» TRY IT
Every line of the following records that includes "this" should be copied.
DATA SHOWN below:
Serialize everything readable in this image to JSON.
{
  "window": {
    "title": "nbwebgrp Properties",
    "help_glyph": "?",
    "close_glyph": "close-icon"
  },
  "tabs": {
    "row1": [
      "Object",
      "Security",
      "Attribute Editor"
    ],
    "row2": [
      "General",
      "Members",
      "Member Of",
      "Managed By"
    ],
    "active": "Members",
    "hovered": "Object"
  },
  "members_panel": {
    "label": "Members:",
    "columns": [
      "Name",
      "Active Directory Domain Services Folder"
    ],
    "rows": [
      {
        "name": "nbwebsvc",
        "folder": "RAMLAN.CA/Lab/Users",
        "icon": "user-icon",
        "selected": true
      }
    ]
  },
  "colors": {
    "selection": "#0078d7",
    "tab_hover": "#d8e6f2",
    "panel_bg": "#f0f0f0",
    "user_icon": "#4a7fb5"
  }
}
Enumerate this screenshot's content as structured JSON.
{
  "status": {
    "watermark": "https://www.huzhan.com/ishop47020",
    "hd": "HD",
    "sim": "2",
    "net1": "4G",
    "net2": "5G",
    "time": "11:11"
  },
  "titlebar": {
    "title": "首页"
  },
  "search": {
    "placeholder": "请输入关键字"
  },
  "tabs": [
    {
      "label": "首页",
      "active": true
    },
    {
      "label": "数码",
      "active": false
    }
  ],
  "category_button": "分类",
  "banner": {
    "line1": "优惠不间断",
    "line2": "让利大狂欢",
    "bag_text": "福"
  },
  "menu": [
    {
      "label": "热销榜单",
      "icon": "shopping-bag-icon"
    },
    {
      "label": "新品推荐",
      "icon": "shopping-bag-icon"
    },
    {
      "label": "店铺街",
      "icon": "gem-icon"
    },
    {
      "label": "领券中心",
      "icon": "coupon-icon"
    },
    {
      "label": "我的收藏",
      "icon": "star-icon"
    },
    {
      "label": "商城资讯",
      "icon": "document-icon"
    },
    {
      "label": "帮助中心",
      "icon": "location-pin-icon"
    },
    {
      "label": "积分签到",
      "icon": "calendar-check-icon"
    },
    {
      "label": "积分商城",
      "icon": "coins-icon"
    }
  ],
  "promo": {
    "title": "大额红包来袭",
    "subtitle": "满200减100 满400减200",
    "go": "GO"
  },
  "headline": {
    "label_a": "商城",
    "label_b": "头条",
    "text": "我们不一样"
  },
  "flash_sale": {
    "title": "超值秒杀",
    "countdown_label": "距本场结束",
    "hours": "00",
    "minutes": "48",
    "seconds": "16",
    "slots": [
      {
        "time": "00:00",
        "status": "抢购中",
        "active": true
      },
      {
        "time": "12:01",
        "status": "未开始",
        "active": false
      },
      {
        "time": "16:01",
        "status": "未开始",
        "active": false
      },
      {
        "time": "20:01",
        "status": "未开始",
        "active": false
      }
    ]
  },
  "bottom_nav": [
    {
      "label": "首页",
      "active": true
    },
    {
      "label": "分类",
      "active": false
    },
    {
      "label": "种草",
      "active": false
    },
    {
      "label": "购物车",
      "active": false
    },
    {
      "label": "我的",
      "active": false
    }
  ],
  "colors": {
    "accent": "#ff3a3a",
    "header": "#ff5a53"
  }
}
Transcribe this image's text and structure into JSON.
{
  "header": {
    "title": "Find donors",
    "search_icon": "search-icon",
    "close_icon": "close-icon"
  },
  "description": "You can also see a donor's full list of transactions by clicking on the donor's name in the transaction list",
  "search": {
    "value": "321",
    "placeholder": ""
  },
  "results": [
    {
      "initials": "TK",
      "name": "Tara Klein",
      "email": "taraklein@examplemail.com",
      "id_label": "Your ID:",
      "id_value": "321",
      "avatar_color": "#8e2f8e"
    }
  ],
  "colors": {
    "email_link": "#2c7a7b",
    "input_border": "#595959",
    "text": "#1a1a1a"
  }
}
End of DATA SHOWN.
» ANSWER BOX
Serialize everything readable in this image to JSON.
Enumerate this screenshot's content as structured JSON.
Transcribe this image's text and structure into JSON.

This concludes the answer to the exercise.